Barszczewski is critical of the pro-Russian policies of Lukashenko and manifests among others that the Belarusian political order should be conform with its Constitution and that Belarus should approach the European Union rather than Russia, without letting the economic pragmatism of the EU restrict the development of the country.
Barszczewski started his political engagement following the Belarusian independence from the Soviet Union and the foundation of the Republic of Belarus in 1991, and was a member of the National Parliament (the Supreme Soviet) from 1990-1995. He led several parliamentary working groups, focusing on questions regarding the education system and nationality, but was expelled from his position due to his participation in protests against the pro-Russian policies of President Alexander Lukashenka in 1996-1999.
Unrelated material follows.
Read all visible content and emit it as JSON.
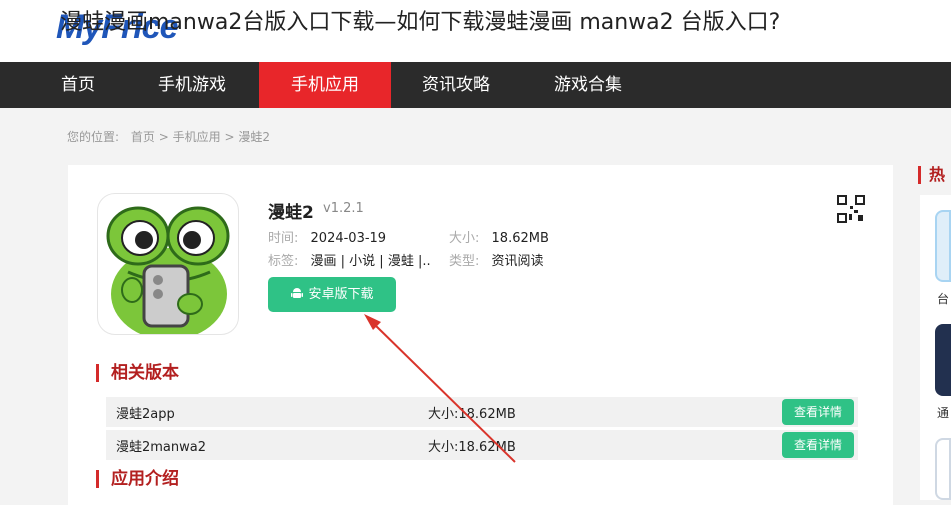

In spite of continued political discrimination, Barszczewski has kept up his political work, speaking out internationally about human rights abuses occurring in Belarus. From 1991 he has been vice-director of the Belarusian Humanistic Centre for Culture and Education at the Belarusian Ministry of Education, a facility which, since its official closing by the Belarusian government in 2003, has been working illegally as the Belarusian Humanities Lyceum. From 1996-1999 and 2007-2009 he led the opposition movement’s Party of Belarusian People’s Front (BPF), and from 2003 to 2005 he was the President of the Belarusian PEN Club. Since 2012, Barszczewski has been working as a columnist for the only Belarusian oppositional journal, Narodnaya Volya.
Lawon Barszczewski’s writings cover the areas of cultural heritage, literary traditions, political, cultural and developmental issues, among others. He translates works from French, English, Latin, ancient Greek, German and Polish. Among the works translated by Barszczewski are works by Bertold Brecht, Franz Kafka, Bruno Shulz, Johann Wolfgang Goethe, Stanisław Wyspiański, Czesław Miłosz, and Sławomir Mrożek. Barszczewski has already translated Stanisław Przybyszewski’s drama Snow during his stay in Krakow, and is currently working on a translation of Balladyna by Juliusz Słowacky.
Krakow city of refuge
Barszczewski is the fourth guest writer to be welcomed by Krakow since the city joined the ICORN network in 2011. Krakow was the first city in Central and Eastern Europe to join ICORN, and provides ICORN writers with a safe place for continued creative and literary activity at Villa Decius, which for many years has been an important place of residence and reflection on human rights and freedom of speech for writers. This is done in collaboration with the Krakow Festival Office and the City of Krakow. The Head of the Villa Decius Association, Danuta Glondys, was recently elected a new member of the ICORN network’s board, and international cooperation within the ICORN has a strategic position in the Krakow UNESCO’s City of Literature.